They've never got past the round of 16 and only once made it out of the group stages, but this squad has a great mix of youth, pace, strength and individualism that could see them surprise a lot of nations at the tournament.
It's perhaps a little bit of a gamble to pick them so far up the list, but they genuinely have enough about the squad to have an impact and reach the last eight for the first time in their history.
A little luck or a big performance from the likes of Radamel Falcao or James Rodriguez and they could conceivably go a step further.
The depth of resources available to Germany means that, even if they suffer a few absentees through injury—Sami Khedira might be one—they are one of the few lucky nations who can absorb it and replace the stricken player without compromising quality.
If Khedira is absent, they have the Bender brothers, Ilkay Gundogan and Toni Kroos. If Thomas Muller or Mario Gotze are missing, they have Marco Reus, Julian Draxler and Lukas Podolski.
There is such quality, such ability and such depth there that the only real issue for Jogi Loew is getting them all in the squad and then deciding which XI should take to the field.
They are arguably one of the six or seven nations capable of going to Brazil and winning and one of the four that should probably be looking at winning. Anything less than a semi-final appearance would genuinely be a surprise.
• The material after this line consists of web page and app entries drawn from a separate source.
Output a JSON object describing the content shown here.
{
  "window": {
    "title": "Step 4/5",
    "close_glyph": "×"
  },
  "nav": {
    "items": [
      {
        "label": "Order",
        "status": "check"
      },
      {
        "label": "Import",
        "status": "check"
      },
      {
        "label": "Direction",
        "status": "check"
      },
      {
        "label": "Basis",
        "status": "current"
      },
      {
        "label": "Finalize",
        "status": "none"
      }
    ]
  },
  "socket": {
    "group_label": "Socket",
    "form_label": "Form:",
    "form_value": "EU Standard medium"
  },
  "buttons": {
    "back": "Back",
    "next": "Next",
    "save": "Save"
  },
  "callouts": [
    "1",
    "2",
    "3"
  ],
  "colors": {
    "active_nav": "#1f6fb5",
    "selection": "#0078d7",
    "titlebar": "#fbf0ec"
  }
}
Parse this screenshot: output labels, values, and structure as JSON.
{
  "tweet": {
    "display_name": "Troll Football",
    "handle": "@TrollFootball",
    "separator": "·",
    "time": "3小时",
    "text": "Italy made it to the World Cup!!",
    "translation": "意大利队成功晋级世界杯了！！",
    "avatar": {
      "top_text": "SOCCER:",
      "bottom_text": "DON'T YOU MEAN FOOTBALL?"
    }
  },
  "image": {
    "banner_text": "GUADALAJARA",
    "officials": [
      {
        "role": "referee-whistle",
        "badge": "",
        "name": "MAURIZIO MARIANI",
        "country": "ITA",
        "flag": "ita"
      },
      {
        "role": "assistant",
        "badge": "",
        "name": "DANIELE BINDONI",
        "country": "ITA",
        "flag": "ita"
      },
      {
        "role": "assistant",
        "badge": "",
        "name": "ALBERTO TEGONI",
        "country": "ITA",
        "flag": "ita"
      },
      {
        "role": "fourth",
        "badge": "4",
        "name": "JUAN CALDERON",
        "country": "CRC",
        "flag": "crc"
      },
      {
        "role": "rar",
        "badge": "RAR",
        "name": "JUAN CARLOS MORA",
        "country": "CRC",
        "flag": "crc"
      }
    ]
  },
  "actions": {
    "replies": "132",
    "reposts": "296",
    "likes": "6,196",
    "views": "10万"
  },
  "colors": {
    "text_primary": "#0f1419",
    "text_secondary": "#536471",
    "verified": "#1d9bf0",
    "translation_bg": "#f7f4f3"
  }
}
By the time the World Cup rolls around, it will have been 36 years since Germany didn't reach at least the quarter-finals. Don't expect that record to go tumbling any time soon.
It is unthinkable to Brazilians that Argentina could win the World Cup on Brazilian soil. For Argentines, it might just about be as perfect as football could get.
It's too simplistic to say that this will simply boil down to whether Leo Messi gets properly fit, but he'll certainly have a say on the matter.
With Kun Aguero, Ezequiel Lavezzi, Angel Di Maria and many others, Argentina certainly have the firepower to do an awful lot of damage at this tournament—and let's face it, not before time. For such a huge nation within the game, they've underachieved since the 1990 event.
A quarter-final appearance should be the least they aim for, but they've managed that in three of the last four World Cups. Something more than that is required for this group of players, with Messi in their midst. The draw and their run in the knock-outs will dictate much of course, but the last four or indeed a final appearance is not out of reach.
Spain are the reigning World Cup holders and have won three successive major tournaments. For many, that makes them favourites heading into Brazil 2014.
Certainly they have the players, the level of ability and the mental confidence to believe it is possible to become the first back-to-back World Cup winners since Brazil themselves in '58 and '62, but somehow, question marks still remain over Vicente del Bosque's men.
Will they have a preferred striker in place? Will Diego Costa be that man, representing Spain in his home country? Is tiki-taka still the way forward, or can they be frustrated now?
The answers will, of course, be succinctly obvious when they rampage through to the latter stages of the tournament—but they've got to the point now where only a winner's medal will be deemed sufficient for Spain.
But they're not quite going to go that far in 2014.
Hosts, neutrals' favourites and perhaps the team most historically associated with the World Cup, Brazil will enter the 2014 edition as arguably both the nation with the best chance of winning and with the biggest expectation of doing so, too.
Their lack of competitive matches over the past few years did not hinder them in the FIFA Confederations Cup last summer, which they won, and the latter stages of the World Tour they embarked on in that period have arguably made them the most cohesive national side on the planet.
With solid tactics, plenty of depth in key positions and several standout names such as Neymar, Oscar and Thiago Silva, Brazil will be the team to beat on their own turf.
Stick your neck out time? Back them all the way in front of their own fans.